You might find your ideal apartment comes with a few flaws, like an outdated bathroom that the landlord has promised to update. Or maybe the paint color is all wrong, but the property manager has assured you that a neutral color can be applied with written permission. Maybe the wall above the fireplace has a chunk of brick missing, but it can easily be covered up with your favorite painting. These small negatives can be fixed and shouldn't deter you from signing the lease when all other criteria are met.
Focusing On the First Place You Look At
If you're like most people, you probably have a list of apartments you'd like to see. Suppose the first one you look at turns out to be a dud. It's on the top floor (too many stairs), the "pool view" is more like a "crane your neck to see the deep end" view, the paint on the walls is scuffed, and your unit would be on the end, right next to the highway. But at $125 under what you've budgeted for rent, the price was awfully attractive.
Unfortunately, what happens all too often in these scenarios is that every apartment you look at from there on out will seem too expensive, no matter how perfect it is. There's a term for this, and it's called anchoring bias. To avoid falling into the trap, keep in mind that you shouldn't let one trait, like a good price, set the standard for how you judge all other apartments. Remember to factor in all the characteristics and traits when making a decision on where to live.
Stereotyping isn't a new concept. It's been around for a few centuries, pervading pretty much every age and culture. But whether positive or negative in nature, stereotypes lead to false beliefs that can be misleading as well as destructive.

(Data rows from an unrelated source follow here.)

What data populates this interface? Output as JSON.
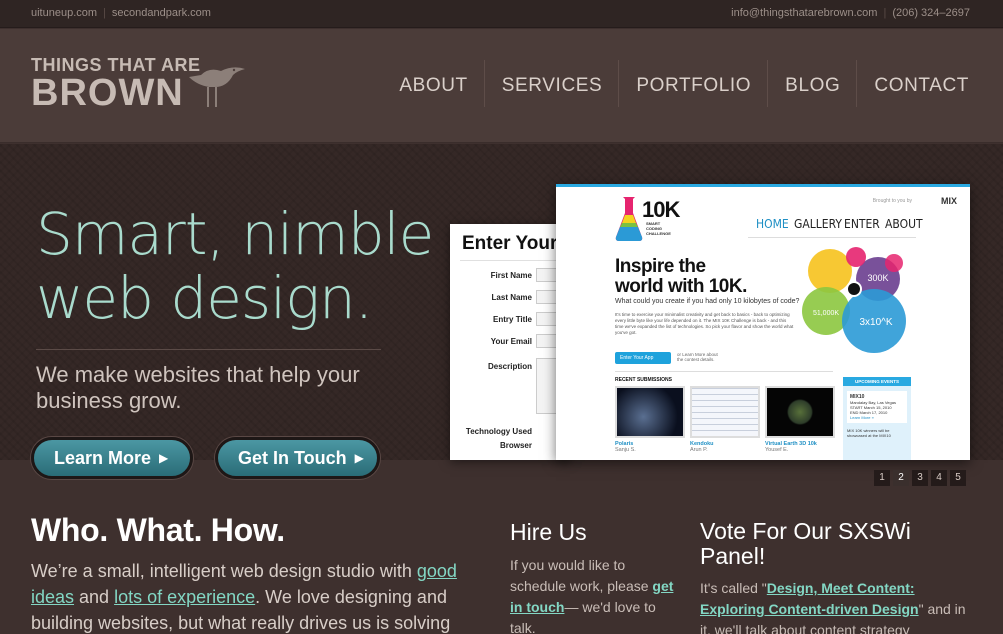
{
  "topbar": {
    "link1": "uituneup.com",
    "link2": "secondandpark.com",
    "email": "info@thingsthatarebrown.com",
    "phone": "(206) 324–2697"
  },
  "logo": {
    "line1": "THINGS THAT ARE",
    "line2": "BROWN"
  },
  "nav": [
    "ABOUT",
    "SERVICES",
    "PORTFOLIO",
    "BLOG",
    "CONTACT"
  ],
  "hero": {
    "title_line1": "Smart, nimble",
    "title_line2": "web design.",
    "subtitle": "We make websites that help your business grow.",
    "btn_learn": "Learn More",
    "btn_touch": "Get In Touch"
  },
  "mock_back": {
    "title": "Enter Your",
    "labels": [
      "First Name",
      "Last Name",
      "Entry Title",
      "Your Email",
      "Description",
      "Technology Used",
      "Browser"
    ]
  },
  "mock_front": {
    "brought_by": "Brought to you by",
    "brand": "MIX",
    "logo": "10K",
    "logo_sub": "SMART CODING CHALLENGE",
    "nav": [
      "HOME",
      "GALLERY",
      "ENTER",
      "ABOUT"
    ],
    "headline1": "Inspire the",
    "headline2": "world with 10K.",
    "question": "What could you create if you had only 10 kilobytes of code?",
    "body": "It's time to exercise your minimalist creativity and get back to basics - back to optimizing every little byte like your life depended on it. The MIX 10K Challenge is back - and this time we've expanded the list of technologies. So pick your flavor and show the world what you've got.",
    "enter_btn": "Enter Your App",
    "learn_more": "or Learn More about the contest details.",
    "recent": "RECENT SUBMISSIONS",
    "subs": [
      {
        "name": "Polaris",
        "author": "Sanju S."
      },
      {
        "name": "Kendoku",
        "author": "Arun P."
      },
      {
        "name": "Virtual Earth 3D 10k",
        "author": "Yousef E."
      }
    ],
    "events_header": "UPCOMING EVENTS",
    "event_name": "MIX10",
    "event_place": "Mandalay Bay, Las Vegas",
    "event_start": "START  March 15, 2010",
    "event_end": "END  March 17, 2010",
    "event_more": "Learn More »",
    "event_note": "MIX 10K winners will be showcased at the MIX10",
    "circle_a": "51,000K",
    "circle_b": "300K",
    "circle_c": "3x10^K"
  },
  "pager": [
    "1",
    "2",
    "3",
    "4",
    "5"
  ],
  "who": {
    "title": "Who. What. How.",
    "t1": "We’re a small, intelligent web design studio with ",
    "l1": "good ideas",
    "t2": " and ",
    "l2": "lots of experience",
    "t3": ". We love designing and building websites, but what really drives us is solving"
  },
  "hire": {
    "title": "Hire Us",
    "t1": "If you would like to schedule work, please ",
    "l1": "get in touch",
    "t2": "— we'd love to talk."
  },
  "vote": {
    "title": "Vote For Our SXSWi Panel!",
    "t1": "It's called \"",
    "l1": "Design, Meet Content: Exploring Content-driven Design",
    "t2": "\" and in it, we'll talk about content strategy"
  },
  "colors": {
    "accent": "#83d7c4",
    "hero_title": "#a9dbcd",
    "button": "#2f7f8b",
    "bg": "#3e302e"
  }
}
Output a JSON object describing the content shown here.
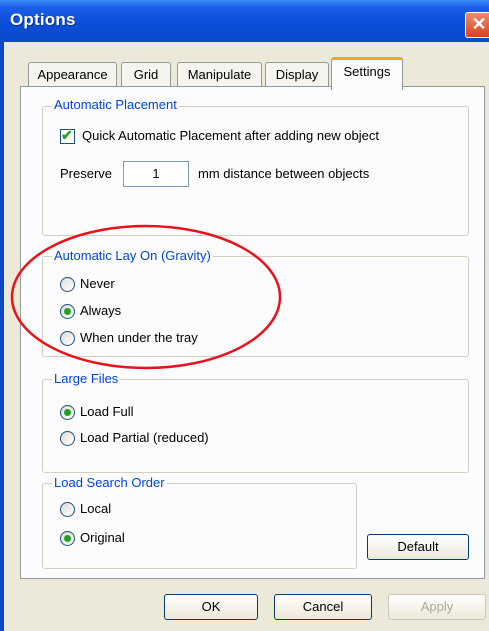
{
  "window": {
    "title": "Options",
    "close_icon": "close-icon"
  },
  "tabs": [
    {
      "label": "Appearance"
    },
    {
      "label": "Grid"
    },
    {
      "label": "Manipulate"
    },
    {
      "label": "Display"
    },
    {
      "label": "Settings",
      "active": true
    }
  ],
  "automatic_placement": {
    "legend": "Automatic Placement",
    "checkbox_label": "Quick Automatic Placement after adding new object",
    "checked": true,
    "preserve_label": "Preserve",
    "preserve_value": "1",
    "unit_label": "mm   distance between objects"
  },
  "gravity": {
    "legend": "Automatic Lay On (Gravity)",
    "options": [
      {
        "label": "Never",
        "selected": false
      },
      {
        "label": "Always",
        "selected": true
      },
      {
        "label": "When under the tray",
        "selected": false
      }
    ]
  },
  "large_files": {
    "legend": "Large Files",
    "options": [
      {
        "label": "Load Full",
        "selected": true
      },
      {
        "label": "Load Partial (reduced)",
        "selected": false
      }
    ]
  },
  "search_order": {
    "legend": "Load Search Order",
    "options": [
      {
        "label": "Local",
        "selected": false
      },
      {
        "label": "Original",
        "selected": true
      }
    ]
  },
  "buttons": {
    "default": "Default",
    "ok": "OK",
    "cancel": "Cancel",
    "apply": "Apply"
  },
  "colors": {
    "titlebar": "#0a4fd8",
    "legend": "#0046d5",
    "annotation": "#e8121b",
    "radio_dot": "#21a121"
  }
}
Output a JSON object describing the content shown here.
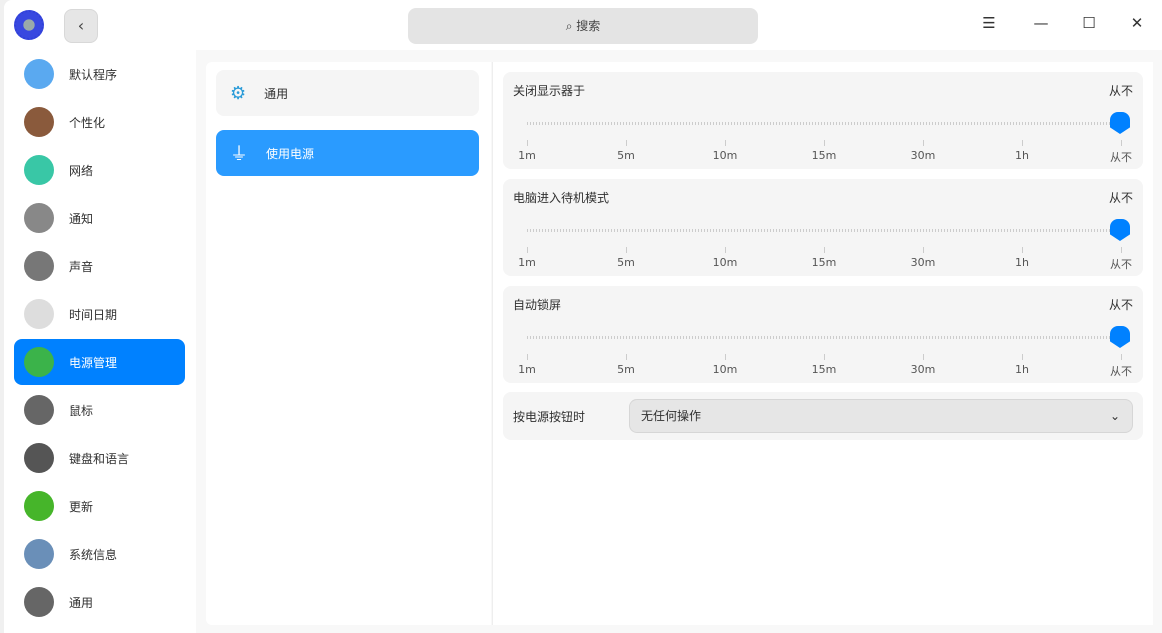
{
  "header": {
    "search_placeholder": "搜索",
    "back": "‹",
    "menu": "☰",
    "minimize": "—",
    "maximize": "☐",
    "close": "✕"
  },
  "sidebar": {
    "items": [
      {
        "label": "默认程序",
        "color": "#5aa9f0"
      },
      {
        "label": "个性化",
        "color": "#8a5a3c"
      },
      {
        "label": "网络",
        "color": "#39c7a6"
      },
      {
        "label": "通知",
        "color": "#888"
      },
      {
        "label": "声音",
        "color": "#777"
      },
      {
        "label": "时间日期",
        "color": "#ddd"
      },
      {
        "label": "电源管理",
        "color": "#3bb34a"
      },
      {
        "label": "鼠标",
        "color": "#666"
      },
      {
        "label": "键盘和语言",
        "color": "#555"
      },
      {
        "label": "更新",
        "color": "#46b52a"
      },
      {
        "label": "系统信息",
        "color": "#6a8fb8"
      },
      {
        "label": "通用",
        "color": "#666"
      }
    ],
    "active_index": 6
  },
  "submenu": {
    "items": [
      {
        "label": "通用"
      },
      {
        "label": "使用电源"
      }
    ],
    "active_index": 1
  },
  "sliders": [
    {
      "label": "关闭显示器于",
      "value": "从不"
    },
    {
      "label": "电脑进入待机模式",
      "value": "从不"
    },
    {
      "label": "自动锁屏",
      "value": "从不"
    }
  ],
  "ticks": [
    "1m",
    "5m",
    "10m",
    "15m",
    "30m",
    "1h",
    "从不"
  ],
  "power_button": {
    "label": "按电源按钮时",
    "value": "无任何操作"
  }
}
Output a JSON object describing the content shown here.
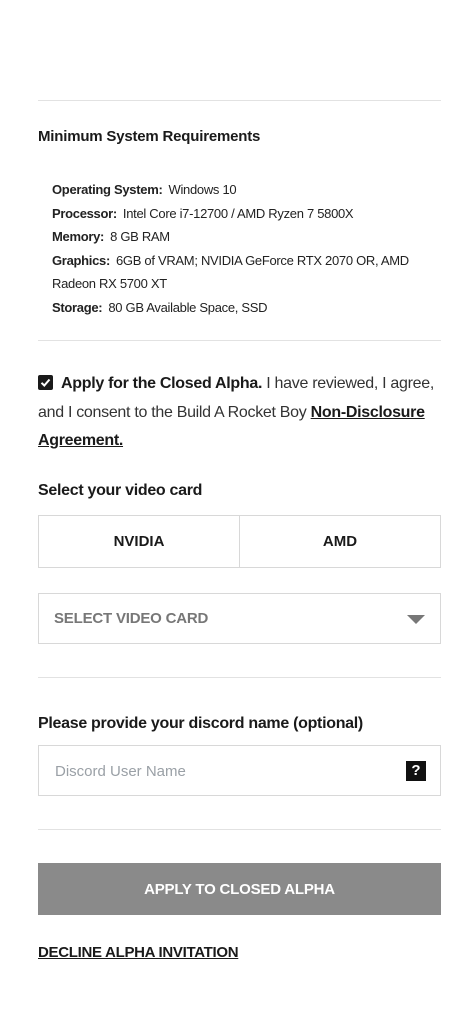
{
  "requirements": {
    "title": "Minimum System Requirements",
    "items": [
      {
        "key": "Operating System:",
        "value": "Windows 10"
      },
      {
        "key": "Processor:",
        "value": "Intel Core i7-12700 / AMD Ryzen 7 5800X"
      },
      {
        "key": "Memory:",
        "value": "8 GB RAM"
      },
      {
        "key": "Graphics:",
        "value": "6GB of VRAM; NVIDIA GeForce RTX 2070 OR, AMD Radeon RX 5700 XT"
      },
      {
        "key": "Storage:",
        "value": "80 GB Available Space, SSD"
      }
    ]
  },
  "consent": {
    "checked": true,
    "strong": "Apply for the Closed Alpha.",
    "text": "I have reviewed, I agree, and I consent to the Build A Rocket Boy",
    "link": "Non-Disclosure Agreement."
  },
  "video_card": {
    "label": "Select your video card",
    "options": [
      "NVIDIA",
      "AMD"
    ],
    "select_placeholder": "SELECT VIDEO CARD"
  },
  "discord": {
    "label": "Please provide your discord name (optional)",
    "placeholder": "Discord User Name",
    "help": "?"
  },
  "actions": {
    "apply": "APPLY TO CLOSED ALPHA",
    "decline": "DECLINE ALPHA INVITATION"
  },
  "colors": {
    "button_bg": "#8a8a8a",
    "divider": "#e2e2e2",
    "text": "#1a1a1a"
  }
}
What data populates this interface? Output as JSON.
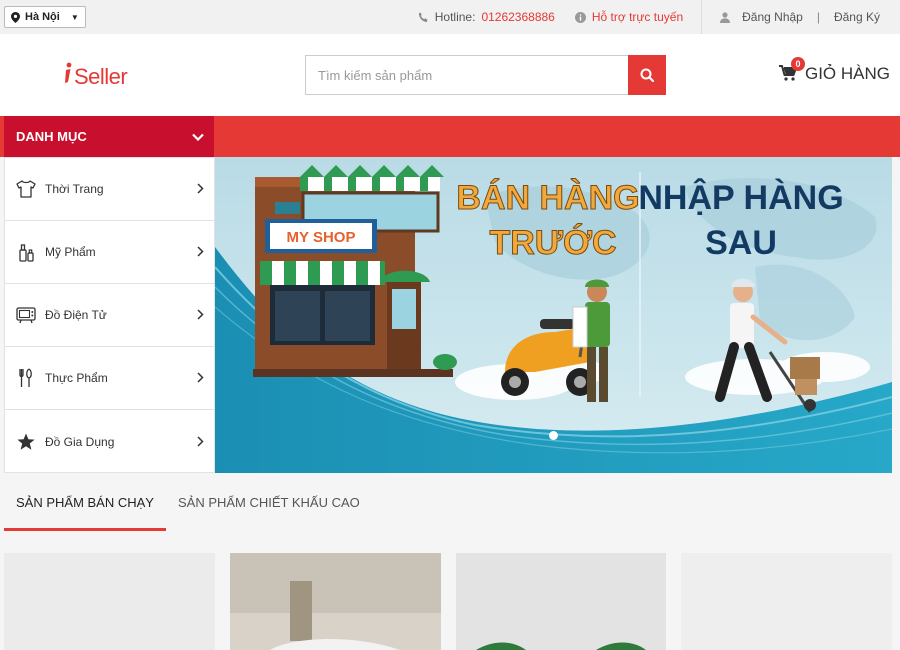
{
  "topbar": {
    "location": "Hà Nội",
    "hotline_label": "Hotline:",
    "hotline_number": "01262368886",
    "support": "Hỗ trợ trực tuyến",
    "login": "Đăng Nhập",
    "divider": "|",
    "register": "Đăng Ký"
  },
  "header": {
    "logo_text": "Seller",
    "search_placeholder": "Tìm kiếm sản phẩm",
    "cart_label": "GIỎ HÀNG",
    "cart_count": "0"
  },
  "nav": {
    "category_title": "DANH MỤC"
  },
  "categories": [
    {
      "label": "Thời Trang",
      "icon": "shirt-icon"
    },
    {
      "label": "Mỹ Phẩm",
      "icon": "cosmetics-icon"
    },
    {
      "label": "Đồ Điện Tử",
      "icon": "tv-icon"
    },
    {
      "label": "Thực Phẩm",
      "icon": "cutlery-icon"
    },
    {
      "label": "Đồ Gia Dụng",
      "icon": "star-icon"
    }
  ],
  "banner": {
    "shop_sign": "MY SHOP",
    "left_line1": "BÁN HÀNG",
    "left_line2": "TRƯỚC",
    "right_line1": "NHẬP HÀNG",
    "right_line2": "SAU"
  },
  "tabs": [
    {
      "label": "SẢN PHẨM BÁN CHẠY",
      "active": true
    },
    {
      "label": "SẢN PHẨM CHIẾT KHẤU CAO",
      "active": false
    }
  ],
  "colors": {
    "accent": "#e53935",
    "accent_dark": "#c8102e"
  }
}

For example, suppose you once lived in an apartment complex next to a university. Your weekends were filled with loud music booming through the walls and a constant influx of traffic at all hours. Like most people would, you attribute the noise and traffic to the presence of college kids. So when you find out that your potential neighbor downstairs is a college student, you swear off the apartment complex altogether, even though the price is right, it's in the perfect location, and it's got that fitness room you've always wanted.
But what if that college kid is also a single mom who works a full-time job and is rarely home? She doesn't have the time or the inclination to party. Don't let stereotypes, especially ones that are usually wrong, control major decisions like where you live.